The Swagger Wagon: Steal This Idea
There's a wide world of ideas beyond the green industry. Each month we ask an industry leader to share an idea they find worth stealing.
December 27, 2011
The Cool Idea: Toyota’s Swagger Wagon video.
Who Likes It: Proven Winners’ Marshall Dirks
What He Likes About It: The similarities of our industry and the car industry were striking. Our advertising tends to focus on the features of the products and the awards won. Same with cars – the engine size, MPG, how many cup holders and JD Powers awards won. Our ads show an ideal garden, as the car companies show their cars performing in the mountains on a beautiful, wet, winding pavement – when most people don’t drive there, nor do they have beautiful gardens. Additionally, both industries are very conservative and slow to change.
The Green Industry Take Away: Toyota did a great job understanding the thought process and barriers to owning a minivan. It’s no longer cool – they are 20 years old now. They all have sliding doors. Remember when they were like a van with just three doors? Ford and others were dropping out of the minivan market. SUVs became the new cool vehicle. It’s not a smart vehicle, or eco-friendly, yet millions want to buy them.

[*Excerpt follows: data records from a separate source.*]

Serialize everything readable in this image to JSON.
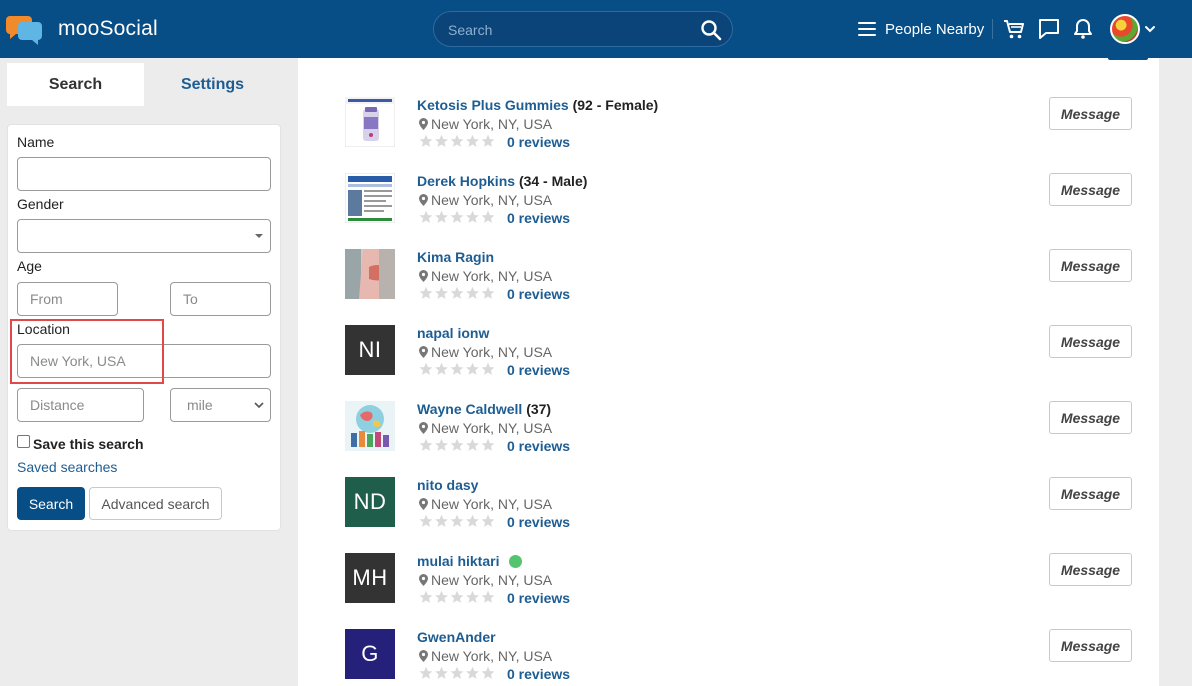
{
  "header": {
    "brand": "mooSocial",
    "search_placeholder": "Search",
    "nearby_label": "People Nearby"
  },
  "sidebar": {
    "tabs": [
      "Search",
      "Settings"
    ],
    "name_label": "Name",
    "gender_label": "Gender",
    "age_label": "Age",
    "age_from_placeholder": "From",
    "age_to_placeholder": "To",
    "location_label": "Location",
    "location_placeholder": "New York, USA",
    "distance_placeholder": "Distance",
    "unit_selected": "mile",
    "save_search_label": "Save this search",
    "saved_searches_link": "Saved searches",
    "search_button": "Search",
    "advanced_button": "Advanced search"
  },
  "users": [
    {
      "name": "Ketosis Plus Gummies",
      "meta": "(92 - Female)",
      "location": "New York, NY, USA",
      "reviews": "0 reviews",
      "avatar": "product-image",
      "online": false
    },
    {
      "name": "Derek Hopkins",
      "meta": "(34 - Male)",
      "location": "New York, NY, USA",
      "reviews": "0 reviews",
      "avatar": "document-image",
      "online": false
    },
    {
      "name": "Kima Ragin",
      "meta": "",
      "location": "New York, NY, USA",
      "reviews": "0 reviews",
      "avatar": "fitness-photo",
      "online": false
    },
    {
      "name": "napal ionw",
      "meta": "",
      "location": "New York, NY, USA",
      "reviews": "0 reviews",
      "initials": "NI",
      "avatar_color": "#333333",
      "online": false
    },
    {
      "name": "Wayne Caldwell",
      "meta": "(37)",
      "location": "New York, NY, USA",
      "reviews": "0 reviews",
      "avatar": "globe-illustration",
      "online": false
    },
    {
      "name": "nito dasy",
      "meta": "",
      "location": "New York, NY, USA",
      "reviews": "0 reviews",
      "initials": "ND",
      "avatar_color": "#1e5e4a",
      "online": false
    },
    {
      "name": "mulai hiktari",
      "meta": "",
      "location": "New York, NY, USA",
      "reviews": "0 reviews",
      "initials": "MH",
      "avatar_color": "#333333",
      "online": true
    },
    {
      "name": "GwenAnder",
      "meta": "",
      "location": "New York, NY, USA",
      "reviews": "0 reviews",
      "initials": "G",
      "avatar_color": "#25207a",
      "online": false
    }
  ],
  "message_button_label": "Message",
  "colors": {
    "header_bg": "#074d86",
    "link": "#1e5d92",
    "highlight": "#e0484a",
    "online": "#55c46f"
  }
}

They recognized the female customer’s desire to be heard and understood. She works hard, and being a full-time mom and wife is time consuming. The commercial validated her role and thus understood her intrinsic desire to be accepted and still drive something cool – a “swagger-wagon.” She no longer has to be embarrassed when she picks up the kids or that she stays home. Her vehicle defines her as hip and cool. Doesn’t every mom want that?
The challenge we’ve taken at Proven Winners is doing more to make gardening cool and relevant.
We certainly do not have this figured out, but we are trying to address some areas, such as using social media and to take risks like Toyota when many seek to cut costs and decrease value.
Value is hard to define. It’s not always cost, but rather how the product makes the customer feel. It’s an old lesson, but one that can be implemented in any economy.